— Exercise brief —
Return each entry below word for word, leaving out any image.

— Materials provided —
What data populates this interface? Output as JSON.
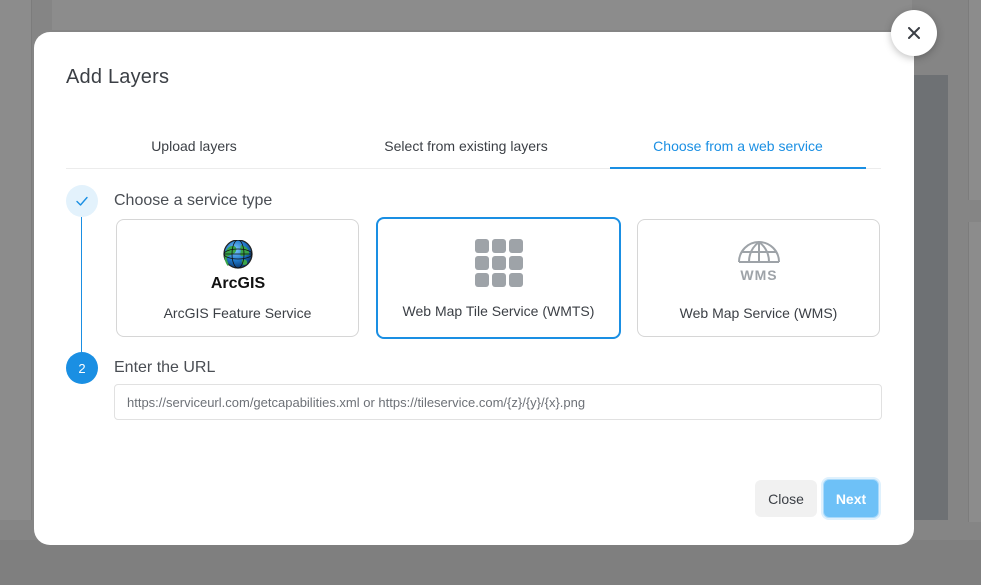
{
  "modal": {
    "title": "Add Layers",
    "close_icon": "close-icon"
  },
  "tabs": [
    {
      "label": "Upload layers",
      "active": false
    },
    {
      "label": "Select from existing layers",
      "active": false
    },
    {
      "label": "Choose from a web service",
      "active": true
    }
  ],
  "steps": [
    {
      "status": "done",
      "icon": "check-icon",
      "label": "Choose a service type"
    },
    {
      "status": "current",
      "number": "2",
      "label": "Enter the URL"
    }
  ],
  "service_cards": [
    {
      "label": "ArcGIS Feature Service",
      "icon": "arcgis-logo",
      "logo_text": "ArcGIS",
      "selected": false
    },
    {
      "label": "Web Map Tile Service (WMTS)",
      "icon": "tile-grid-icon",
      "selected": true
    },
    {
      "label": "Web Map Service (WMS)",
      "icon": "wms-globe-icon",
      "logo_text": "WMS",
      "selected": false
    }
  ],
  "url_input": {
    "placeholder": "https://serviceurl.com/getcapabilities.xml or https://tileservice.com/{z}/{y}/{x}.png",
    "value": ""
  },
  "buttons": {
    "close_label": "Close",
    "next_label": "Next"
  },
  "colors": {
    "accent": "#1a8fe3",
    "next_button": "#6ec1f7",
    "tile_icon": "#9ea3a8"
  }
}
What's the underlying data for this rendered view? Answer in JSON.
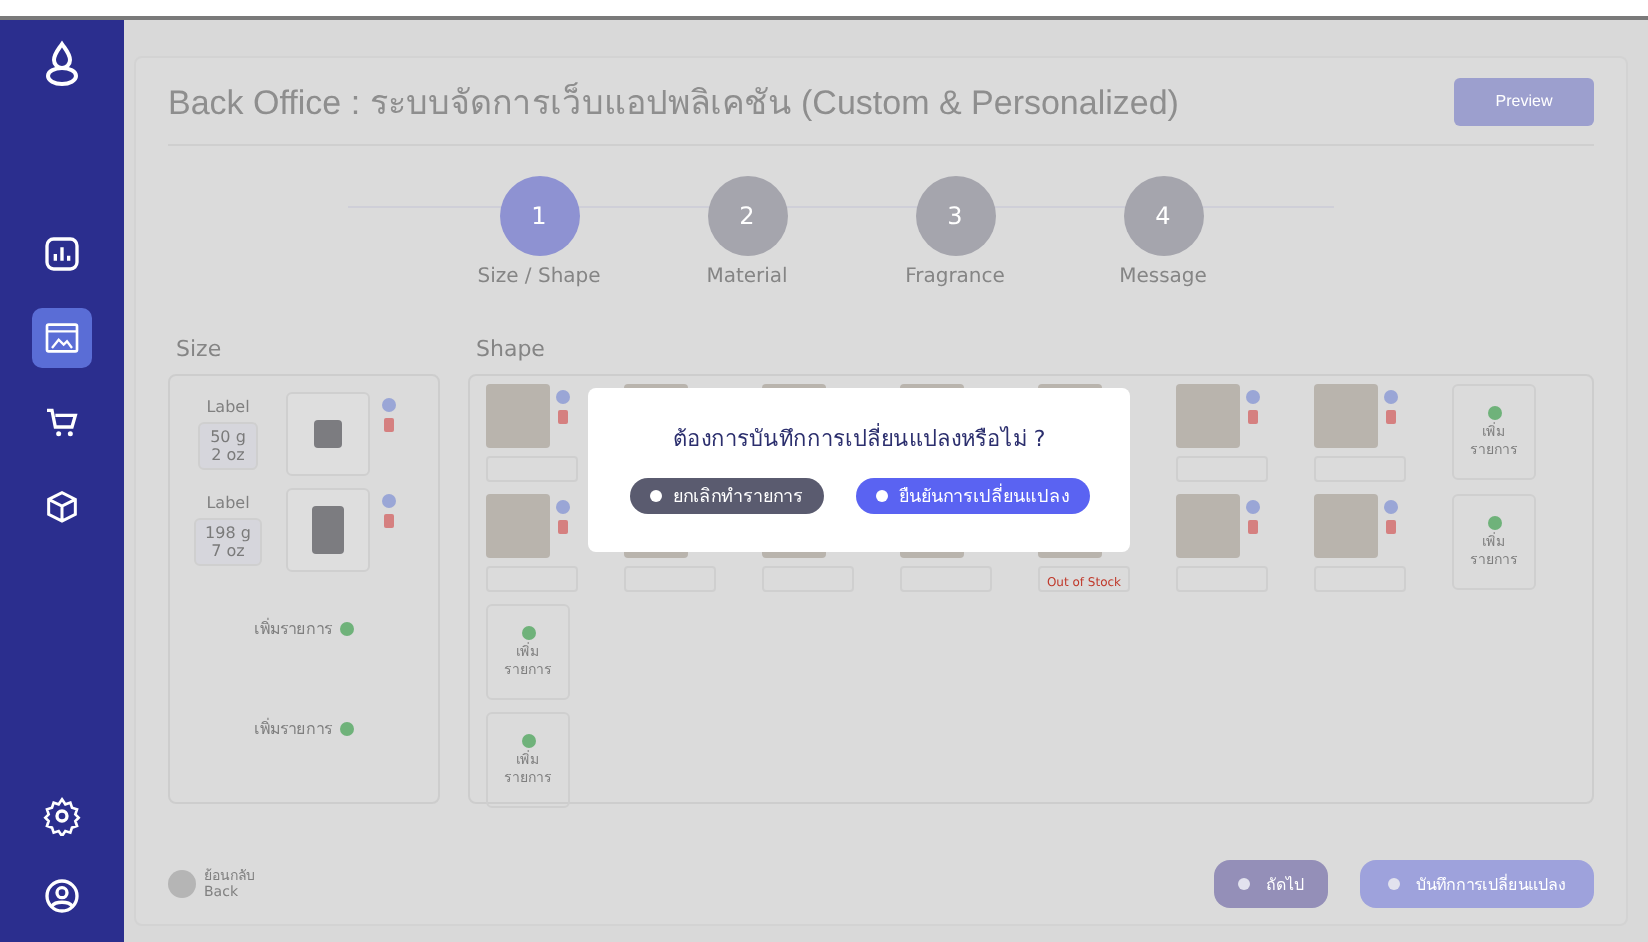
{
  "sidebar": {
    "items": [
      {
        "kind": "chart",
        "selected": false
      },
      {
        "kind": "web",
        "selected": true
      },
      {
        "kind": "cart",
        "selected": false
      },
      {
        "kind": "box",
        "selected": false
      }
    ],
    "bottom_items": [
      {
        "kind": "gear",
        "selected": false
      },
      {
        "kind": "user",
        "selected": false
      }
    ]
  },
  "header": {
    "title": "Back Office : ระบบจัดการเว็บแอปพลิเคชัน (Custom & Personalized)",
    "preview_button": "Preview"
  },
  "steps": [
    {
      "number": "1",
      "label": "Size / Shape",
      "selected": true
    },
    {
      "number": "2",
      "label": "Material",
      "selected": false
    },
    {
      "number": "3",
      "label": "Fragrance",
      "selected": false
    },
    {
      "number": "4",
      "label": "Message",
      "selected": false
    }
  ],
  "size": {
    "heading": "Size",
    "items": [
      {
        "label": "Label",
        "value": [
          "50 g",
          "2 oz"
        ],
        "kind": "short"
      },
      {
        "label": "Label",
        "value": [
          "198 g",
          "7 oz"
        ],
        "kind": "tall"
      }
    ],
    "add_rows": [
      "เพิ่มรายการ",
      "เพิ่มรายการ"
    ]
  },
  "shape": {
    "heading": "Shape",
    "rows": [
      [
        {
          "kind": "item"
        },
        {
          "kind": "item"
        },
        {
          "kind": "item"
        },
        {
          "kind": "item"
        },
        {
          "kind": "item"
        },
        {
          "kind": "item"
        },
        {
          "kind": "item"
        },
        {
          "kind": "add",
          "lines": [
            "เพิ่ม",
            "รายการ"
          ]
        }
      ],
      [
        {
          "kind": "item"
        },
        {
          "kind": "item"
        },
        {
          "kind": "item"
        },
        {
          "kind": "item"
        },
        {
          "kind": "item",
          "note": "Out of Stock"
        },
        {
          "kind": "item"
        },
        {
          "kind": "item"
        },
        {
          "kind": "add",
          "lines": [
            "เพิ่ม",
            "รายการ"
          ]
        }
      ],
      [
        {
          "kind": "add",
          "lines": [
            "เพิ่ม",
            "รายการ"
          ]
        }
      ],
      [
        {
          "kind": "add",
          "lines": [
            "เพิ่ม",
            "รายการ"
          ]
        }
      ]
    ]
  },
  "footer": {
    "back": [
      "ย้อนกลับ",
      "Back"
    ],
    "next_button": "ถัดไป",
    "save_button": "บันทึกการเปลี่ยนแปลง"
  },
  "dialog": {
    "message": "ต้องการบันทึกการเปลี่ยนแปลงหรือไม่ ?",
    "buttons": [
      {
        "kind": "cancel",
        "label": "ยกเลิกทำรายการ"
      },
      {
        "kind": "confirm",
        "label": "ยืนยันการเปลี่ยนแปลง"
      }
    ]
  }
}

— Reply —
What data populates this interface? Output as JSON.
{
  "modal": {
    "title": "Add Layers",
    "close_icon": "close-icon"
  },
  "tabs": [
    {
      "label": "Upload layers",
      "active": false
    },
    {
      "label": "Select from existing layers",
      "active": false
    },
    {
      "label": "Choose from a web service",
      "active": true
    }
  ],
  "steps": [
    {
      "status": "done",
      "icon": "check-icon",
      "label": "Choose a service type"
    },
    {
      "status": "current",
      "number": "2",
      "label": "Enter the URL"
    }
  ],
  "service_cards": [
    {
      "label": "ArcGIS Feature Service",
      "icon": "arcgis-logo",
      "logo_text": "ArcGIS",
      "selected": false
    },
    {
      "label": "Web Map Tile Service (WMTS)",
      "icon": "tile-grid-icon",
      "selected": true
    },
    {
      "label": "Web Map Service (WMS)",
      "icon": "wms-globe-icon",
      "logo_text": "WMS",
      "selected": false
    }
  ],
  "url_input": {
    "placeholder": "https://serviceurl.com/getcapabilities.xml or https://tileservice.com/{z}/{y}/{x}.png",
    "value": ""
  },
  "buttons": {
    "close_label": "Close",
    "next_label": "Next"
  },
  "colors": {
    "accent": "#1a8fe3",
    "next_button": "#6ec1f7",
    "tile_icon": "#9ea3a8"
  }
}
What's the underlying data for this rendered view? Answer in JSON.
{
  "sidebar": {
    "items": [
      {
        "kind": "chart",
        "selected": false
      },
      {
        "kind": "web",
        "selected": true
      },
      {
        "kind": "cart",
        "selected": false
      },
      {
        "kind": "box",
        "selected": false
      }
    ],
    "bottom_items": [
      {
        "kind": "gear",
        "selected": false
      },
      {
        "kind": "user",
        "selected": false
      }
    ]
  },
  "header": {
    "title": "Back Office : ระบบจัดการเว็บแอปพลิเคชัน (Custom & Personalized)",
    "preview_button": "Preview"
  },
  "steps": [
    {
      "number": "1",
      "label": "Size / Shape",
      "selected": true
    },
    {
      "number": "2",
      "label": "Material",
      "selected": false
    },
    {
      "number": "3",
      "label": "Fragrance",
      "selected": false
    },
    {
      "number": "4",
      "label": "Message",
      "selected": false
    }
  ],
  "size": {
    "heading": "Size",
    "items": [
      {
        "label": "Label",
        "value": [
          "50 g",
          "2 oz"
        ],
        "kind": "short"
      },
      {
        "label": "Label",
        "value": [
          "198 g",
          "7 oz"
        ],
        "kind": "tall"
      }
    ],
    "add_rows": [
      "เพิ่มรายการ",
      "เพิ่มรายการ"
    ]
  },
  "shape": {
    "heading": "Shape",
    "rows": [
      [
        {
          "kind": "item"
        },
        {
          "kind": "item"
        },
        {
          "kind": "item"
        },
        {
          "kind": "item"
        },
        {
          "kind": "item"
        },
        {
          "kind": "item"
        },
        {
          "kind": "item"
        },
        {
          "kind": "add",
          "lines": [
            "เพิ่ม",
            "รายการ"
          ]
        }
      ],
      [
        {
          "kind": "item"
        },
        {
          "kind": "item"
        },
        {
          "kind": "item"
        },
        {
          "kind": "item"
        },
        {
          "kind": "item",
          "note": "Out of Stock"
        },
        {
          "kind": "item"
        },
        {
          "kind": "item"
        },
        {
          "kind": "add",
          "lines": [
            "เพิ่ม",
            "รายการ"
          ]
        }
      ],
      [
        {
          "kind": "add",
          "lines": [
            "เพิ่ม",
            "รายการ"
          ]
        }
      ],
      [
        {
          "kind": "add",
          "lines": [
            "เพิ่ม",
            "รายการ"
          ]
        }
      ]
    ]
  },
  "footer": {
    "back": [
      "ย้อนกลับ",
      "Back"
    ],
    "next_button": "ถัดไป",
    "save_button": "บันทึกการเปลี่ยนแปลง"
  },
  "dialog": {
    "message": "ต้องการบันทึกการเปลี่ยนแปลงหรือไม่ ?",
    "buttons": [
      {
        "kind": "cancel",
        "label": "ยกเลิกทำรายการ"
      },
      {
        "kind": "confirm",
        "label": "ยืนยันการเปลี่ยนแปลง"
      }
    ]
  }
}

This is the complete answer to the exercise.